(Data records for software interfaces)
______________________________
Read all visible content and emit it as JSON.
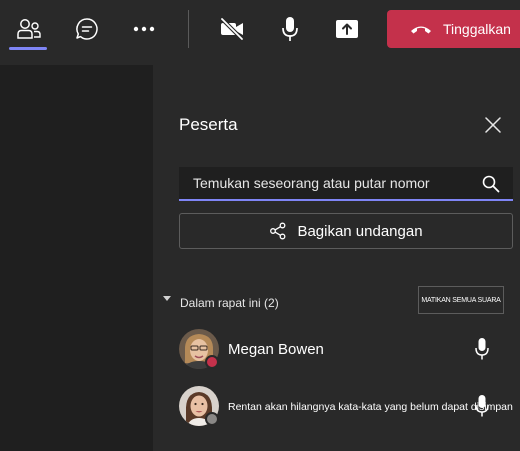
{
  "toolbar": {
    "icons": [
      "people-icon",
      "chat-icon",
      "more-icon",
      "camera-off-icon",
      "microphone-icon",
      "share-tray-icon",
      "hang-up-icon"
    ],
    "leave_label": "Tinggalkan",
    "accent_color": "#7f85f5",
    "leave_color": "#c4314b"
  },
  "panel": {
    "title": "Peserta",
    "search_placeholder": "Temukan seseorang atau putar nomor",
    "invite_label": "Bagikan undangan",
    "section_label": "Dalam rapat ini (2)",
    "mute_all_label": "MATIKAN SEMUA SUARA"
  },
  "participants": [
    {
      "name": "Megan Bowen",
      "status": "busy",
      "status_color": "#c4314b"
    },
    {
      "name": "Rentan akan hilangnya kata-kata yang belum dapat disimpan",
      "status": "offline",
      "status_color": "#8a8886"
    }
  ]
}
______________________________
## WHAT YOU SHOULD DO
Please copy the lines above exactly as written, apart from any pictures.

## RESULT OF THIS TASK
Read all visible content and emit it as JSON.
{
  "toolbar": {
    "icons": [
      "people-icon",
      "chat-icon",
      "more-icon",
      "camera-off-icon",
      "microphone-icon",
      "share-tray-icon",
      "hang-up-icon"
    ],
    "leave_label": "Tinggalkan",
    "accent_color": "#7f85f5",
    "leave_color": "#c4314b"
  },
  "panel": {
    "title": "Peserta",
    "search_placeholder": "Temukan seseorang atau putar nomor",
    "invite_label": "Bagikan undangan",
    "section_label": "Dalam rapat ini (2)",
    "mute_all_label": "MATIKAN SEMUA SUARA"
  },
  "participants": [
    {
      "name": "Megan Bowen",
      "status": "busy",
      "status_color": "#c4314b"
    },
    {
      "name": "Rentan akan hilangnya kata-kata yang belum dapat disimpan",
      "status": "offline",
      "status_color": "#8a8886"
    }
  ]
}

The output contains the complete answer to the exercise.